first_imgDon’t miss out on the latest news and information. Urgent reply from Philippine ‍football chief MOST READ LATEST STORIES Ferrari shows good pace, reliability in 1st week of F1 tests However, with just eight days before the European indoors start in Glasgow, Russia says they won’t have time to get British visas.“They’re all obviously happy to get neutral status and the theoretical chance to compete at the European championships, but for objective reasons our athletes have to turn it down,” head coach Yuri Borzakovsky said in a statement. “They just physically can’t manage to sort out all the organizational issues in such a short time.”FEATURED STORIESSPORTSPrivate companies step in to help SEA Games hostingSPORTSUrgent reply from Philippine ‍football chiefSPORTSPalace wants Cayetano’s PHISGOC Foundation probed over corruption chargesThe federation said this affects six athletes including Sokolova and decathlete Artyom Makarenko who meet the qualifying standards.
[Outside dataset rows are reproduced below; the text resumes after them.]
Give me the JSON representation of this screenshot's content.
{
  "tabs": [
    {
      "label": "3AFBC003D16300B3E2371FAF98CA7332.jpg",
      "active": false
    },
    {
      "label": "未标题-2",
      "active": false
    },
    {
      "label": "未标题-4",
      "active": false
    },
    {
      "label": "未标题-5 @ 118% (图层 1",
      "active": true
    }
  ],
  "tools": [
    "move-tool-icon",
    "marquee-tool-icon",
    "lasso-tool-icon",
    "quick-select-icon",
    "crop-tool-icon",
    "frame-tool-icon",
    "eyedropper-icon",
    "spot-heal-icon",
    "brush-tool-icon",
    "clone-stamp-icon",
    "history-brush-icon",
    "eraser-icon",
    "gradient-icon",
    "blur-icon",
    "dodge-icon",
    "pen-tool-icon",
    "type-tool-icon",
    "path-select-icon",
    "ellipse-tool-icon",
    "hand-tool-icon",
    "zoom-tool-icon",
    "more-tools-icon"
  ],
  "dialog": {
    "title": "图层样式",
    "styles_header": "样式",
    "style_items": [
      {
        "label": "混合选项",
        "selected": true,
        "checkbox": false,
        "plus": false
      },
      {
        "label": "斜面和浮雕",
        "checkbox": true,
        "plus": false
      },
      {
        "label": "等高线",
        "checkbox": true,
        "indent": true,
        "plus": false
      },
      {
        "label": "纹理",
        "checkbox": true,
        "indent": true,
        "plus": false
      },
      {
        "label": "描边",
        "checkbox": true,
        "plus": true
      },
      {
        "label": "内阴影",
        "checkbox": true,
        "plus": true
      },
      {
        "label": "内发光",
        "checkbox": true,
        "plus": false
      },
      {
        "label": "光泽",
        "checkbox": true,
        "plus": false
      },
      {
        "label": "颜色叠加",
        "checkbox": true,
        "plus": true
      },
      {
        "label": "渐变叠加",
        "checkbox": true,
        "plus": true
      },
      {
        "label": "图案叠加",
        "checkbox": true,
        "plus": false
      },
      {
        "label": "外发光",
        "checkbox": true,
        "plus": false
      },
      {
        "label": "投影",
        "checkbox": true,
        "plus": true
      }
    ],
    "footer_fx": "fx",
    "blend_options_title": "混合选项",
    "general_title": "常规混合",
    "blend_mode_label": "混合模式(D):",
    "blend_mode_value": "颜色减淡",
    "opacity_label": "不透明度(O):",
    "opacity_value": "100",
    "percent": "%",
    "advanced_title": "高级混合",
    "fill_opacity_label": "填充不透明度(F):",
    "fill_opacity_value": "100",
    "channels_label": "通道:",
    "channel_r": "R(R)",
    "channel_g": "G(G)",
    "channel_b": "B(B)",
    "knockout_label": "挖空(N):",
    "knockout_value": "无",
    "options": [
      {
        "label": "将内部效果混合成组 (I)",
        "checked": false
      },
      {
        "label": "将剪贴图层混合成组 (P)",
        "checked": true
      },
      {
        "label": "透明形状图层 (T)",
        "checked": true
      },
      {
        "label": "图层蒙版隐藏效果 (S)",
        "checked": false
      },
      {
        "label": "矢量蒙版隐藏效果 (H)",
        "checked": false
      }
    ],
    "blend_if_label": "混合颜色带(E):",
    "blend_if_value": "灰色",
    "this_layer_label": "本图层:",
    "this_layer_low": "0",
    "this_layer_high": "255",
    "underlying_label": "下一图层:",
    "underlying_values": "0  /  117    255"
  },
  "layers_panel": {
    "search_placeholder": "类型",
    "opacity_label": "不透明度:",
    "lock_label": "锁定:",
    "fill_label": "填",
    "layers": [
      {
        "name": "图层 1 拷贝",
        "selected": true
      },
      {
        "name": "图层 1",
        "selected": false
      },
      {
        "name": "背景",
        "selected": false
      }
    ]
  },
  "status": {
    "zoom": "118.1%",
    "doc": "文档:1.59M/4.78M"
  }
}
Another 11 Russians who already had approval will compete led by two-time world high jump champion Maria Lasitskene.The IAAF said it had not been told of any visa issues before deciding the athletes’ cases and that Russian officials told its staff they wanted to send Makarenko to the championships as recently as Tuesday. FILE – In this file photo dated Thursday, June 6, 2013, Russia’s Yelena Sokolova competes in the women’s long jump event at the Golden Gala IAAF athletic meeting, in Rome’s Olympic stadium. (AP Photo/Andrew Medichini, FILE)MOSCOW, Russia—Russia’s officially neutral track and field team swelled in size as the IAAF approved 21 more athletes on Thursday to compete internationally — but Russia says it’s too late for next week’s European indoor championships.The IAAF ruled Yelena Sokolova, the 2012 Olympic silver medalist in long jump, can return to international competition for the first time since Russia’s team was banned in 2015 over widespread doping. Triple jumper Irina Gumenyuk has her approval extended from last season.ADVERTISEMENT US judge bars Trump’s health insurance rule for immigrants Private companies step in to help SEA Games hosting Grace Poe files bill to protect govt teachers from malicious accusationscenter_img SEA Games hosting troubles anger Duterte To get neutral status, Russian athletes have had to show they’re clean by providing information about their drug-testing history to an IAAF panel.The approvals are the first granted since the World Anti-Doping Agency started analyzing data from the Moscow laboratory last month. The IAAF said it has yet to receive any of the data.A total of 64 Russians have neutral status for 2019, of which 45 had the same status last year. A large number of cases have yet to be heard ahead of the world championships in Doha, which runs from Sept. 28 through Oct. 6.Seventy-three Russians had the status at some stage last season, according to Russian officials, who said they sent 192 applications for this season.Even with the neutral-status system in place, there have still been doping-related embarrassments for the IAAF and Russia. Of the six Russians who won world championship medals as neutrals in 2017, two have since been stripped of that status.ADVERTISEMENT They are race walk silver medalist Sergei Shirobokov, who traveled to a remote part of Kyrgyzstan to work with a banned coach, and the high jumper Daniil Lysenko, who is charged with failing to make himself available for three drug tests.Sports Related Videospowered by AdSparcRead Next ‘We are too hospitable,’ says Sotto amid SEA Games woes Oil plant explodes in Pampanga town PDEA chief backs Robredo in revealing ‘discoveries’ on drug war PH underwater hockey team aims to make waves in SEA Games PLAY LIST 02:42PH underwater hockey team aims to make waves in SEA Games01:44Philippines marks anniversary of massacre with calls for justice01:19Fire erupts in Barangay Tatalon in Quezon City01:07Trump talks impeachment while meeting NCAA athletes02:49World-class track facilities installed at NCC for SEA Games02:11Trump awards medals to Jon Voight, Alison Krauss View commentslast_img read more